Novelist Cynthia D’Aprix Sweeney, who was targeted by the thief but was smart enough to realize what was happening, asked the fundamental question: “It’s so befuddling because it’s not like fiction is driving our economy […] Ultimately, how do you monetize a manuscript that you don’t own?”

This is what makes this crime so funny and so interesting. It’s useless. It’s not like the thief was stealing an upcoming Harry Potter book and selling it online. He was stealing … regular fiction, books that make some but not a ton of money. Even in situations where an author did send a manuscript, the manuscript never appeared online. There was no trace of profit.

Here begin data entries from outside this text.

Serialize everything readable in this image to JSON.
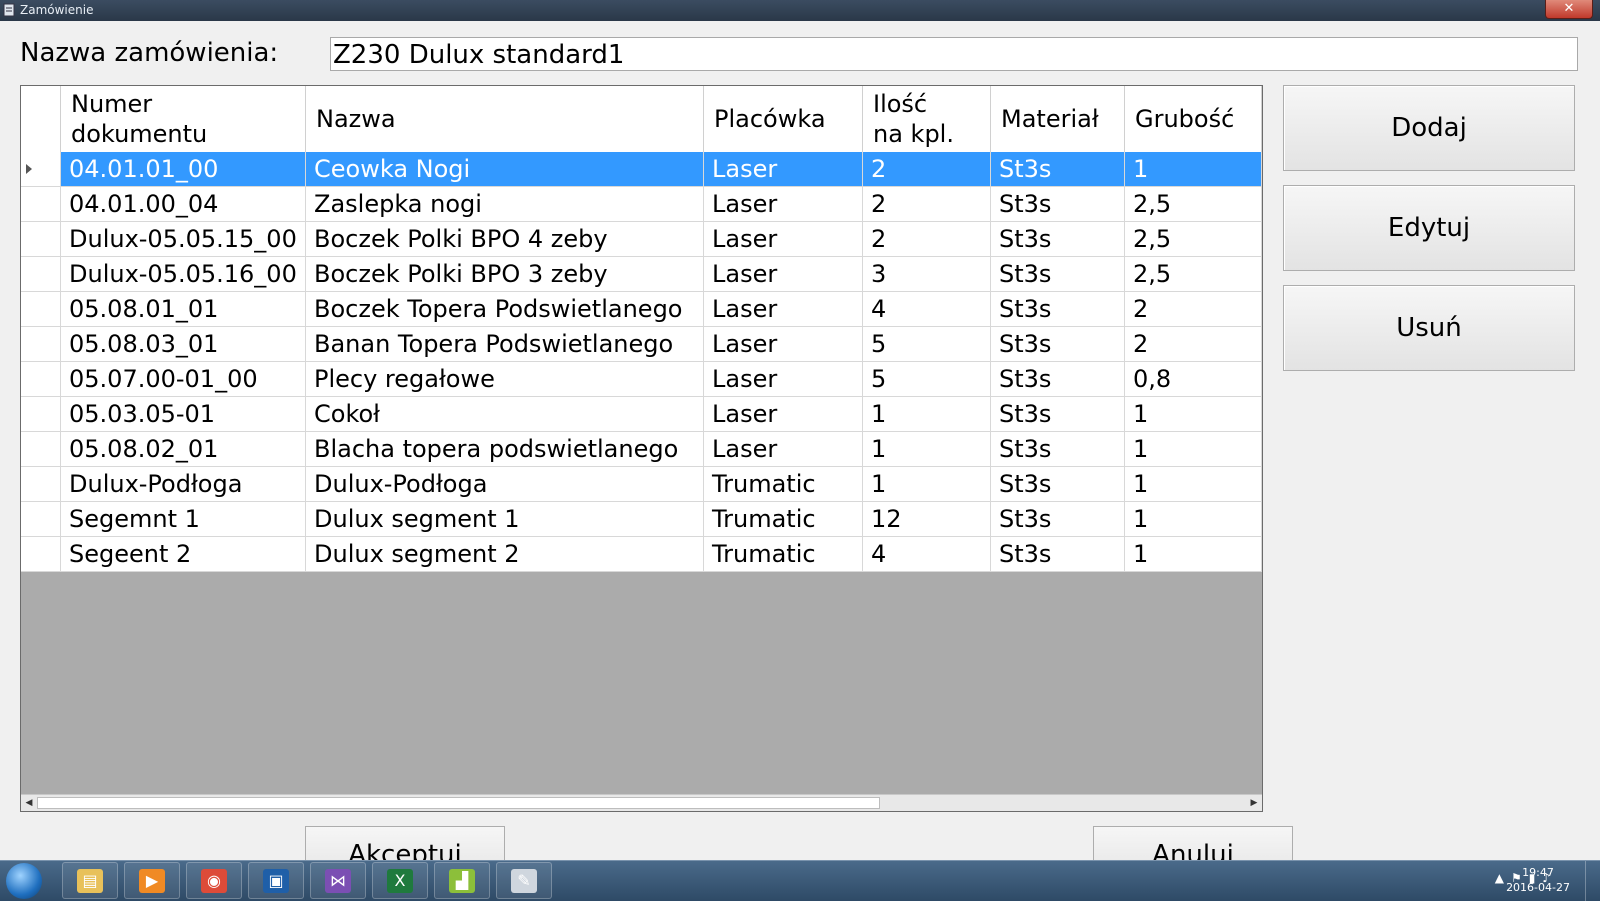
{
  "window": {
    "title": "Zamówienie",
    "close_label": "✕"
  },
  "order": {
    "name_label": "Nazwa zamówienia:",
    "name_value": "Z230 Dulux standard1"
  },
  "table": {
    "columns": [
      "Numer\ndokumentu",
      "Nazwa",
      "Placówka",
      "Ilość\nna kpl.",
      "Materiał",
      "Grubość"
    ],
    "selected_row": 0,
    "rows": [
      [
        "04.01.01_00",
        "Ceowka Nogi",
        "Laser",
        "2",
        "St3s",
        "1"
      ],
      [
        "04.01.00_04",
        "Zaslepka nogi",
        "Laser",
        "2",
        "St3s",
        "2,5"
      ],
      [
        "Dulux-05.05.15_00",
        "Boczek Polki BPO 4 zeby",
        "Laser",
        "2",
        "St3s",
        "2,5"
      ],
      [
        "Dulux-05.05.16_00",
        "Boczek Polki BPO 3 zeby",
        "Laser",
        "3",
        "St3s",
        "2,5"
      ],
      [
        "05.08.01_01",
        "Boczek Topera Podswietlanego",
        "Laser",
        "4",
        "St3s",
        "2"
      ],
      [
        "05.08.03_01",
        "Banan Topera Podswietlanego",
        "Laser",
        "5",
        "St3s",
        "2"
      ],
      [
        "05.07.00-01_00",
        "Plecy regałowe",
        "Laser",
        "5",
        "St3s",
        "0,8"
      ],
      [
        "05.03.05-01",
        "Cokoł",
        "Laser",
        "1",
        "St3s",
        "1"
      ],
      [
        "05.08.02_01",
        "Blacha topera podswietlanego",
        "Laser",
        "1",
        "St3s",
        "1"
      ],
      [
        "Dulux-Podłoga",
        "Dulux-Podłoga",
        "Trumatic",
        "1",
        "St3s",
        "1"
      ],
      [
        "Segemnt 1",
        "Dulux segment 1",
        "Trumatic",
        "12",
        "St3s",
        "1"
      ],
      [
        "Segeent 2",
        "Dulux segment 2",
        "Trumatic",
        "4",
        "St3s",
        "1"
      ]
    ]
  },
  "actions": {
    "add": "Dodaj",
    "edit": "Edytuj",
    "delete": "Usuń",
    "accept": "Akceptuj",
    "cancel": "Anuluj"
  },
  "taskbar": {
    "apps": [
      "file-explorer-icon",
      "media-player-icon",
      "chrome-icon",
      "save-app-icon",
      "visual-studio-icon",
      "excel-icon",
      "chart-app-icon",
      "notepad-icon"
    ],
    "time": "19:47",
    "date": "2016-04-27"
  },
  "colors": {
    "selection": "#3399ff",
    "grid_empty": "#ababab",
    "titlebar": "#2f3e50"
  }
}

In August 2021, New York magazine’s Reeves Wiedeman and Lila Shapiro reported that some people in the publishing industry knew the identity of the thief. The industry was in a tizzy. A few people approached the FBI with what they knew. When I read this I laughed and laughed. “AS IF THE FBI WAS GOING TO CARE ABOUT THIS!!!” I screeched! Don’t they have more important things to do!

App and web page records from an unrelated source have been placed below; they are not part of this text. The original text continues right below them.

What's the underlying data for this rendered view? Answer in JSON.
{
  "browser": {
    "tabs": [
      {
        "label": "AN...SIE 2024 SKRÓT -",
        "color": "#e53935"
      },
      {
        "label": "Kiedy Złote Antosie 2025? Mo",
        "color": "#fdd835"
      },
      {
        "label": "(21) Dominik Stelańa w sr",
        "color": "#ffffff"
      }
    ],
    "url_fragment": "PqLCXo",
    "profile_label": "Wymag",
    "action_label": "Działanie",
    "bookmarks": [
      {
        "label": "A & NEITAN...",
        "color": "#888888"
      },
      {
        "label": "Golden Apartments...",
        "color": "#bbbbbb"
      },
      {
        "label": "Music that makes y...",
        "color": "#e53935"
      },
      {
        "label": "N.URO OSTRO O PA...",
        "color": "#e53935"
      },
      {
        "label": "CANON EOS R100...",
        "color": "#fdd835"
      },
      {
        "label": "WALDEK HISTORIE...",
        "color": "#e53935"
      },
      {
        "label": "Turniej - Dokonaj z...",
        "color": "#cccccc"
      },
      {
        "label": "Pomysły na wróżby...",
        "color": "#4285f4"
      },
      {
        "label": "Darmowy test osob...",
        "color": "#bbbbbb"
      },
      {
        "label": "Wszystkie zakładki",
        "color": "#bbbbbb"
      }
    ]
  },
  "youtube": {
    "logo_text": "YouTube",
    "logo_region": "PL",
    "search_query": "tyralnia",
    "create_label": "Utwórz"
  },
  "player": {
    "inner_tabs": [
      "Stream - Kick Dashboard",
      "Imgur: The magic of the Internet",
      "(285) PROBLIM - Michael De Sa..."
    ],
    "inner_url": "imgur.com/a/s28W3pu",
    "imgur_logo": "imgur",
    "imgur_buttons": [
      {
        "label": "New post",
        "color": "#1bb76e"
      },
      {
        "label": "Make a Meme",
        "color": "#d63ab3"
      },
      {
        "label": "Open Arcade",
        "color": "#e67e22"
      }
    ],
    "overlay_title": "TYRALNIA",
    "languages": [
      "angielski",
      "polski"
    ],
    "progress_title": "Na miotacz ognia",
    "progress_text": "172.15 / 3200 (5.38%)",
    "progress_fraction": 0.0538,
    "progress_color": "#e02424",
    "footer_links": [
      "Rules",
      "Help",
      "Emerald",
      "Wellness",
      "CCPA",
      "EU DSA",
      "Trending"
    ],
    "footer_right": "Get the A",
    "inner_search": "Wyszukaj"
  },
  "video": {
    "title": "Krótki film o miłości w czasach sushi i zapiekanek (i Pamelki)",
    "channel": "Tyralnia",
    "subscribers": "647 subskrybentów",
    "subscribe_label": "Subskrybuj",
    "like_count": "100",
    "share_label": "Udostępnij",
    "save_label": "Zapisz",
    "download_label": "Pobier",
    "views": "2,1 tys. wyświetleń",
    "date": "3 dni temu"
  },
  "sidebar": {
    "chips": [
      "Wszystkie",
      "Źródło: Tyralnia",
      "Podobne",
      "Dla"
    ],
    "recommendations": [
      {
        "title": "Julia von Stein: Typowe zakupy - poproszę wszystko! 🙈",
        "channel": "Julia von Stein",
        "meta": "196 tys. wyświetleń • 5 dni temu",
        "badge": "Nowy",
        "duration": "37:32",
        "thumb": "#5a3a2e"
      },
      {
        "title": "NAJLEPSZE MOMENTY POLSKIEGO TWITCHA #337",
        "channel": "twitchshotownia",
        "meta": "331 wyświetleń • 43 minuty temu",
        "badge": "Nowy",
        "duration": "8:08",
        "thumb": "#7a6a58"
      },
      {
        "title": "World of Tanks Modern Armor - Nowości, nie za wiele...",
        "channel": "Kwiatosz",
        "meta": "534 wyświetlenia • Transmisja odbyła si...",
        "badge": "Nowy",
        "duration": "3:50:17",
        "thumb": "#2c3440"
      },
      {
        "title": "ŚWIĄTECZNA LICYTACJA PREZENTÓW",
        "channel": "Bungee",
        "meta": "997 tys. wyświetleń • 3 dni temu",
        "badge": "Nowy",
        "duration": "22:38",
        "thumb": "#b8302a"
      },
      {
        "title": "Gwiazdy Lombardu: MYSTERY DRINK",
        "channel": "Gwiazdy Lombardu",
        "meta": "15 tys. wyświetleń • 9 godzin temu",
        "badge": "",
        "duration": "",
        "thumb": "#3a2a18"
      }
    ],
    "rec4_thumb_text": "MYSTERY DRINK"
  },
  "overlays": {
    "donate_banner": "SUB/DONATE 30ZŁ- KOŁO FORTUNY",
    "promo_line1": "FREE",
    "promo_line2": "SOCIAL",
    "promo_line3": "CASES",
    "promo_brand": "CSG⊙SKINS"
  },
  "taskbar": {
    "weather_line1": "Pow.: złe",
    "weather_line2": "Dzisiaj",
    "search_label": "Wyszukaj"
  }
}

Here is an important part of that article that you must read:

“Would you be up for a phone call?” [Shapiro] wrote to the thief. The thief suggested an in-person meeting instead. When Lila said she lived in Brooklyn, the thief said they did, too. Lila then suggested meeting in Cobble Hill, at which point the conversation turned.

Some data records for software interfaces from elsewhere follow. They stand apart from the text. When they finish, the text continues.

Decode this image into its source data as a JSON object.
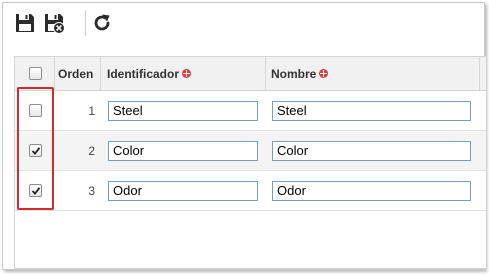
{
  "toolbar": {
    "save_icon": "floppy-disk-icon",
    "save_close_icon": "floppy-disk-close-icon",
    "refresh_icon": "refresh-icon"
  },
  "grid": {
    "columns": {
      "select_all_checked": false,
      "order": "Orden",
      "identifier": "Identificador",
      "name": "Nombre"
    },
    "rows": [
      {
        "order": "1",
        "identifier": "Steel",
        "name": "Steel",
        "checked": false
      },
      {
        "order": "2",
        "identifier": "Color",
        "name": "Color",
        "checked": true
      },
      {
        "order": "3",
        "identifier": "Odor",
        "name": "Odor",
        "checked": true
      }
    ]
  },
  "colors": {
    "highlight_border": "#d42a2a",
    "required_marker": "#e23b3b",
    "input_border": "#7a9cc0"
  }
}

“How about Fuck You Hill?” the thief wrote back. “Or can I meet you at Silly Cunt Square?”

The message went on. “TAKE MY ADVICE,” the thief wrote. “DROP THIS STUPID ARTICLE AND STOP WITH IT IMMEDIATELY!!!”

This, to me, is perfect. Iconic criminal behavior for someone doing a crime that is … objectively pointless. I love it. Crimes that do not hurt anyone and are funny are good to me. What did the thief get? A bunch of manuscripts and some people a little paranoid. But what did I get? MONTHS OF ENTERTAINMENT IN A PANDEMIC. The thief’s existence was a small joy to me. I always checked my agent’s, publisher’s, and publicist’s email addresses carefully. The thief never emailed me, but I enjoyed pretending they might.

Yesterday, my fun came to an end. The FBI arrested 29-year-old Filippo Bernardini, a rights coordinator for Simon & Schuster UK, at JFK airport. “Over the course of this scheme, Bernardini impersonated hundreds of distinct people and engaged in hundreds of unique efforts to fraudulently obtain electronic copies of manuscripts that he was not entitled to.” The Justice Department wrote in a press release.

What the Justice Department did not figure out, or at least did not reveal, is why the fuck he was doing this. The indictment includes this little paragraph:

I find this very interesting because even in this grand jury indictment of Bernardini, it seems unclear exactly what he gained from this whole scheme. The government isn’t even sure he made any money. They seem to want … the manuscripts back? Most of those manuscripts have already been published, scanned, and posted to the internet. That happens even without a book thief. Everything gets pirated. But Bernardini doesn’t seem to have been doing that. No evidence of him making profit off of these books has been presented at all.

Everyone is grasping at straws, trying to find an explanation for why this 29-year-old Italian man would want all of these unpublished manuscripts. The New York Times guessed that “knowing what’s coming, who is buying what and how much they’re paying could give companies an edge.” The FBI press release alleges he did it “to steal other people’s literary ideas for himself, but in the end he wasn’t creative enough to get away with it.”

But this doesn’t make any sense to me. By the time a manuscript has been sold to a publisher there would be no way for an unpublished author to steal an idea, write a whole manuscript, sell it, and edit it before the original book came out. And it’s not like Bernardini was rapidly working his way up the totem pole at Simon & Schuster UK because of his crimes. His LinkedIn shows that he’s gotten a few promotions since he began stealing manuscripts in 2016 at the age of 24.

Maybe, after all this, his goal was drama, suspicion, intrigue. Maybe his goal was chaos! This, to me, is a noble goal.